Shah wanted to make the city modern but attempted to accomplish this in a cruel way. He tried to change the conservative rural society into a industrial and urban society, with a focus on westernization. However, he had failed to complete his promises because of corruption. In the movie, we see soldiers with gas masks and tanks rolling into the city and a martyr being carried through the streets by civilians after being shot dead by the Shah’s force. The Shah’s regime is known for widespread imprisonment and torture. The Tehran civilians revolted by protesting in the streets and pulling down statues of the Shah. It is estimated that 60,000 civilians were murdered during the revolution (Constituate, 1989). This mass dissatisfaction led to the Shah resigning and the country was forced to rely on nationalism and religion to stay strong.
Throughout this movie, Marji’s individualism, religious views, and safety was all at stake. At school Marji’s teachers were telling her positive things about the ‘god appointed’ Shah, however at home she was learning the truth about how dangerous he was. She lost a lot of friends and family members from the war, which resulted in her having a negative perception of her God and impacted how safe she felt in her own home.
Constituate. (1989). Iran (Islamic REPUBLIC of)’s Constitution of 1979 with … Retrieved February 25, 2021, from https://www.constituteproject.org/constitution/Iran_1989.pdf
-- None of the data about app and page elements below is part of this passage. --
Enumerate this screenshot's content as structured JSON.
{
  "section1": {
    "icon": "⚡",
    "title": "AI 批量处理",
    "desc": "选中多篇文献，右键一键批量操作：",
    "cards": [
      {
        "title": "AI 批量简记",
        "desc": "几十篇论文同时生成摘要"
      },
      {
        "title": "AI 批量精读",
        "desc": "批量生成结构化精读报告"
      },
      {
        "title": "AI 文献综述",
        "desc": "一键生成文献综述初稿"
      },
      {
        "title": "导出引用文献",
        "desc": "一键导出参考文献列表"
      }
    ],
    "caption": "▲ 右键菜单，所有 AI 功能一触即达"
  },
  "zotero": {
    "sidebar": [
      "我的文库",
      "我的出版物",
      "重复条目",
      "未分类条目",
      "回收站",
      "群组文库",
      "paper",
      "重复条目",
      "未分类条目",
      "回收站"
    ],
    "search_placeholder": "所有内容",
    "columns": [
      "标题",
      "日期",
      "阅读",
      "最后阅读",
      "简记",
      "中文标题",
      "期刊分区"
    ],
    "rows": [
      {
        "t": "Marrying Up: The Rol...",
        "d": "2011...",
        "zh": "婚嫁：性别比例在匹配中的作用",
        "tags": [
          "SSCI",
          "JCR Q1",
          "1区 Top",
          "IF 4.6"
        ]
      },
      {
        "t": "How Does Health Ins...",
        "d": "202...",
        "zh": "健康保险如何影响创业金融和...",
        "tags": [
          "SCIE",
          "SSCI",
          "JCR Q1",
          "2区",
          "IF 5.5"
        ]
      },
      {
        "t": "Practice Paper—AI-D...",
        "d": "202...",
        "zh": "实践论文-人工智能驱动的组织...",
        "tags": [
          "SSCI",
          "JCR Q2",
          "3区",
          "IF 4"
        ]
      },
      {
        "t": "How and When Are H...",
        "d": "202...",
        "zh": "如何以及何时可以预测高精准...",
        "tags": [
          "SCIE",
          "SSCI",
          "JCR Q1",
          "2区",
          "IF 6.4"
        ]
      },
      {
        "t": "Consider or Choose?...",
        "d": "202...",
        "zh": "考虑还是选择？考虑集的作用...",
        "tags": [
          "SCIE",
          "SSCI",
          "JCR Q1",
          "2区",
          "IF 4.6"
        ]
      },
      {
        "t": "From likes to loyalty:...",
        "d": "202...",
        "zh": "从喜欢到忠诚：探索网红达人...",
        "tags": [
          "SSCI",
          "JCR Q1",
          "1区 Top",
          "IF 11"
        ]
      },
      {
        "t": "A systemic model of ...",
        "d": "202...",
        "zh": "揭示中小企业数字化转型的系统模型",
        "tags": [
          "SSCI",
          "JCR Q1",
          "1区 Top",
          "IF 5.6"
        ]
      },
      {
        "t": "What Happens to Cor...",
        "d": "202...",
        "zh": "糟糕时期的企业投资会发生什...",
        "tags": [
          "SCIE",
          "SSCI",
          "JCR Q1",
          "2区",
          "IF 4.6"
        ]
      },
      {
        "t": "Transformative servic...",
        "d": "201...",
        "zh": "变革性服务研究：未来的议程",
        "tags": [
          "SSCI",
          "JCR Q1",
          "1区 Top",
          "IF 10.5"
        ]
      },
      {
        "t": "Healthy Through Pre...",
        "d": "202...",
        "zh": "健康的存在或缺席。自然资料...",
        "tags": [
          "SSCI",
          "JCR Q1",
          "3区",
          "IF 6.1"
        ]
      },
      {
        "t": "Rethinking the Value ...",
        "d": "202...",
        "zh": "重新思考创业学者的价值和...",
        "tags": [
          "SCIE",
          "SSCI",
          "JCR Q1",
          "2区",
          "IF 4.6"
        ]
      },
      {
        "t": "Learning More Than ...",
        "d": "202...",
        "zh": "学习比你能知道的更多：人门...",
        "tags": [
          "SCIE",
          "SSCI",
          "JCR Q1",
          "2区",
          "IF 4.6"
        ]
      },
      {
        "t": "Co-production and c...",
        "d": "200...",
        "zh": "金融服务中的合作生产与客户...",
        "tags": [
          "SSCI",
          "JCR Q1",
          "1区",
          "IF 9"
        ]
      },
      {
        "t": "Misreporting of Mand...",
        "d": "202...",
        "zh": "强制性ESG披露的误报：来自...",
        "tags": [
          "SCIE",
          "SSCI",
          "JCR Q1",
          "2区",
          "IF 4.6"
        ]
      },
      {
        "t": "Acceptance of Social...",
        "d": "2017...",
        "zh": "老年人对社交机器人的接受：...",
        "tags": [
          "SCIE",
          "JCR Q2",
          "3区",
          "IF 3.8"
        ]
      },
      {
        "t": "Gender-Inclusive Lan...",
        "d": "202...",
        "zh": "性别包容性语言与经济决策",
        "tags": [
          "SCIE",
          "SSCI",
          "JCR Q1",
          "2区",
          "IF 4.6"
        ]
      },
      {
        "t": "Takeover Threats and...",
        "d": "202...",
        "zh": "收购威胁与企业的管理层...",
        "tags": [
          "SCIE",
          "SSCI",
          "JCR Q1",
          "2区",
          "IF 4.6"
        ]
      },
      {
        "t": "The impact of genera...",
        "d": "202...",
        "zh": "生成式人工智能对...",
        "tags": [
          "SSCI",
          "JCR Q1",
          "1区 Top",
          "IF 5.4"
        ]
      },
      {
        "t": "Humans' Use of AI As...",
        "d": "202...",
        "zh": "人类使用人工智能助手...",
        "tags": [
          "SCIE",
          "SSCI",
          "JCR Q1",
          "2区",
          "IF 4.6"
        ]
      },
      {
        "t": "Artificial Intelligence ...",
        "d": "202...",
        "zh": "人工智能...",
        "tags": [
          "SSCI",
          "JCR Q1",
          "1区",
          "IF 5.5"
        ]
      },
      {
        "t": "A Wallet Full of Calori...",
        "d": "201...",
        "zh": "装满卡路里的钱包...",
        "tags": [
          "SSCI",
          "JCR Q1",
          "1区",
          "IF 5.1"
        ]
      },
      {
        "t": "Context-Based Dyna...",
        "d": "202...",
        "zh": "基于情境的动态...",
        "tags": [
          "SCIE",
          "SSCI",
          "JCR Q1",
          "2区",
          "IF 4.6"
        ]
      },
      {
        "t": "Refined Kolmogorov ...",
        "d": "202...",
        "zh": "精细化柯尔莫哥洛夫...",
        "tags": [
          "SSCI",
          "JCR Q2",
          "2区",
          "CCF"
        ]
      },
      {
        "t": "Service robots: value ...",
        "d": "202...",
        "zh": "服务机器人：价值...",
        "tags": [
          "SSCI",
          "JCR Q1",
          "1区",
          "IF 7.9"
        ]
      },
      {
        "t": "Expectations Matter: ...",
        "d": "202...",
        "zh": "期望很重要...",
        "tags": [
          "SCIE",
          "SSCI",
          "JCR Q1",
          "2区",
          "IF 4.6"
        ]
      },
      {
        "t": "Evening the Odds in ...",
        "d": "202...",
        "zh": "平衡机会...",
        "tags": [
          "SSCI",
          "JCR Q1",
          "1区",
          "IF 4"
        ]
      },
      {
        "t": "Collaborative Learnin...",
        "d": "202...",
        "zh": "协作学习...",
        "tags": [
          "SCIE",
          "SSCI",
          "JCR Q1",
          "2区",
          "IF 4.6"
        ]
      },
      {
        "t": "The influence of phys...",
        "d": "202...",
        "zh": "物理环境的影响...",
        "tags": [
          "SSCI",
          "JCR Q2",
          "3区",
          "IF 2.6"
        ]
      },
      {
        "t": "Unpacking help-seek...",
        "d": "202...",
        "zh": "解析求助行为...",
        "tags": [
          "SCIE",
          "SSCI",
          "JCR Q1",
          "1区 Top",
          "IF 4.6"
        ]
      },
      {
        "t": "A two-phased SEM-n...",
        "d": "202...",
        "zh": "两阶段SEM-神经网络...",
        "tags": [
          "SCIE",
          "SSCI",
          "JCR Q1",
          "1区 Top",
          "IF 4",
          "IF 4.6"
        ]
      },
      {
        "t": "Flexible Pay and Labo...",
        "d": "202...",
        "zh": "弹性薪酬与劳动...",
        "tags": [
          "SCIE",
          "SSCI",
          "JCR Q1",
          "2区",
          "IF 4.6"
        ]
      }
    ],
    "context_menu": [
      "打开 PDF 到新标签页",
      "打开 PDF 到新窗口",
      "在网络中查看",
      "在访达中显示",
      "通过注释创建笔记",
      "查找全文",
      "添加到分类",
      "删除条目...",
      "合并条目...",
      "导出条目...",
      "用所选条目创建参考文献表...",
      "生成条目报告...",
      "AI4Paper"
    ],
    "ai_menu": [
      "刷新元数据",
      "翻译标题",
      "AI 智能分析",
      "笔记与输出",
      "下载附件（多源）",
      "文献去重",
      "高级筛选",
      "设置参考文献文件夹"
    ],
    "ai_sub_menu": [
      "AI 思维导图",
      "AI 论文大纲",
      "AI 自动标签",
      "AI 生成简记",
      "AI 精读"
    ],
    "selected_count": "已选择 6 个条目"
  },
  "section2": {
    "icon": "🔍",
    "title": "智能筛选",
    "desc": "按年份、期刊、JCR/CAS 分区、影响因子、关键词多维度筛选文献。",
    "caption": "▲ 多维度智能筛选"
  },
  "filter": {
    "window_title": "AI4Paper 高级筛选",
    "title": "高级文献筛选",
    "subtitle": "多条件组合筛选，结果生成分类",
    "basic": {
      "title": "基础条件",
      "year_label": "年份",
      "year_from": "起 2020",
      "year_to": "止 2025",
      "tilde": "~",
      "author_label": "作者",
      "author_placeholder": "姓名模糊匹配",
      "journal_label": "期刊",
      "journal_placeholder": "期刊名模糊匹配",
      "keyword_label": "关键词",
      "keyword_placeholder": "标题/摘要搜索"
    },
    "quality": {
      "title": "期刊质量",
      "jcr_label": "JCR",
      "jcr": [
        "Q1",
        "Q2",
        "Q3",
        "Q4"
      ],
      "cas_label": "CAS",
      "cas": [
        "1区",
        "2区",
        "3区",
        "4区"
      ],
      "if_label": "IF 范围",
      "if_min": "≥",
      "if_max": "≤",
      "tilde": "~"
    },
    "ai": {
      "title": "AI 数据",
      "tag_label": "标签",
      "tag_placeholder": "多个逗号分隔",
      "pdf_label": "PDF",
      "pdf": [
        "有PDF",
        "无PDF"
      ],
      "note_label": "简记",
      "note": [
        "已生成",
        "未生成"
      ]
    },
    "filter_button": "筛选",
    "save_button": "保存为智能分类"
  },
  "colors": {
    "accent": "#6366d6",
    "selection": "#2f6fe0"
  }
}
Satrapi, M. (2003). Persepolis. Paris: L’Association.
Satrapi, M., & Winshluss (Directors). (n.d.). Persepolis [Video file].